The 12 metre long MN Centurion was first put into the water in mid-2018, with testing done on the Vaal dam. These tests showed the twin-hulled hydrofoil vessel exceeded Milkor’s expectations on the performance side.

The MN Centurion is a stepped hull hydrofoil-supported catamaran, whose design gives it an exceptionally high top speed of around 47 knots, and greatly improved fuel efficiency compared to conventional vessels. Both outboard and inboard engines are offered, with more powerful inboard engines able to deliver even greater speeds.

The vessel’s fibre-reinforced composite frame and built-in counter-radar material gives it a stealth capability. The hull design allows high speed as well as stability and fuel economy – maximum range is between 600 to 1000 nautical miles with an endurance of 5 days at a surveillance patrol speed of 7 knots. Fuel capacity is 3 000 kg.

Milkor said the 10 ton displacement MN Centurion has been designed and configured for multi-role operations, and is ideally suited for long endurance missions. The command and control bridge can be ballistically-protected and air conditioned, able to house the crew in safety and comfort (there are two hot-bunking sleeping berths). Milkor said the high-speed interceptor craft houses an array of surveillance equipment, communications equipment and weapons systems giving it a full spectrum of capabilities for any inshore or offshore operation.

The cabin is totally separate from the hull and is on an air suspension with shock absorbers to reduce the slamming forces in rough seas and effectively negate it. This also means better accuracy for the remotely operated weapon station on the cabin roof. The vessel is compatible with a 12.7 mm machinegun, a 40 mm grenade launcher and could also accept a 20 mm cannon and a missile system on the aft deck.

The vessel features a configurable aft deck space which can be used for personnel transport and the vessel can be configured to operate as an unmanned surface vehicle (USV).

The MN Centurion has been designed for a variety of applications, including surveillance, patrol, counter-piracy and asset protection, and is aimed at coast guards, navies, police and other security operators.

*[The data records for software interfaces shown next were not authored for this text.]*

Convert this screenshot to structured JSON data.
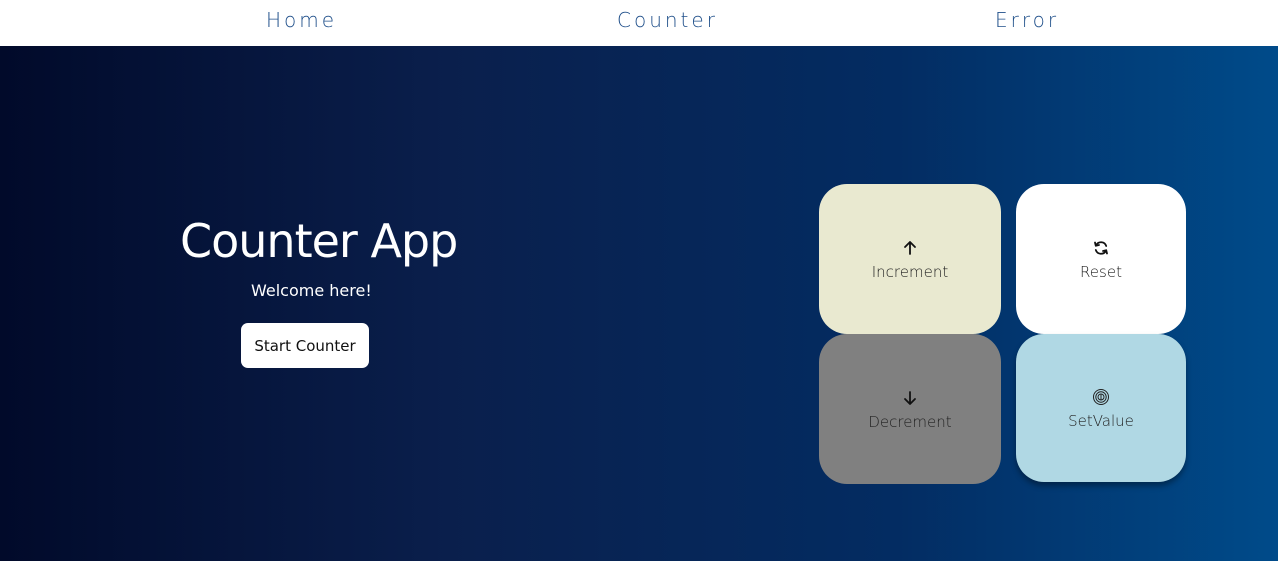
{
  "nav": {
    "items": [
      {
        "label": "Home"
      },
      {
        "label": "Counter"
      },
      {
        "label": "Error"
      }
    ]
  },
  "hero": {
    "title": "Counter App",
    "subtitle": "Welcome here!",
    "start_button": "Start Counter"
  },
  "tiles": {
    "increment": {
      "label": "Increment",
      "icon": "arrow-up-icon",
      "color": "#e9e9d0"
    },
    "reset": {
      "label": "Reset",
      "icon": "refresh-icon",
      "color": "#ffffff"
    },
    "decrement": {
      "label": "Decrement",
      "icon": "arrow-down-icon",
      "color": "#808080"
    },
    "setvalue": {
      "label": "SetValue",
      "icon": "fingerprint-icon",
      "color": "#b0d8e4"
    }
  },
  "colors": {
    "nav_text": "#1f4f8a",
    "hero_gradient_start": "#010a2a",
    "hero_gradient_end": "#004b8a"
  }
}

Although the first MN Centurion is 12 metres long, it can be shrunken down to seven metres or scaled up to 30 metres in length.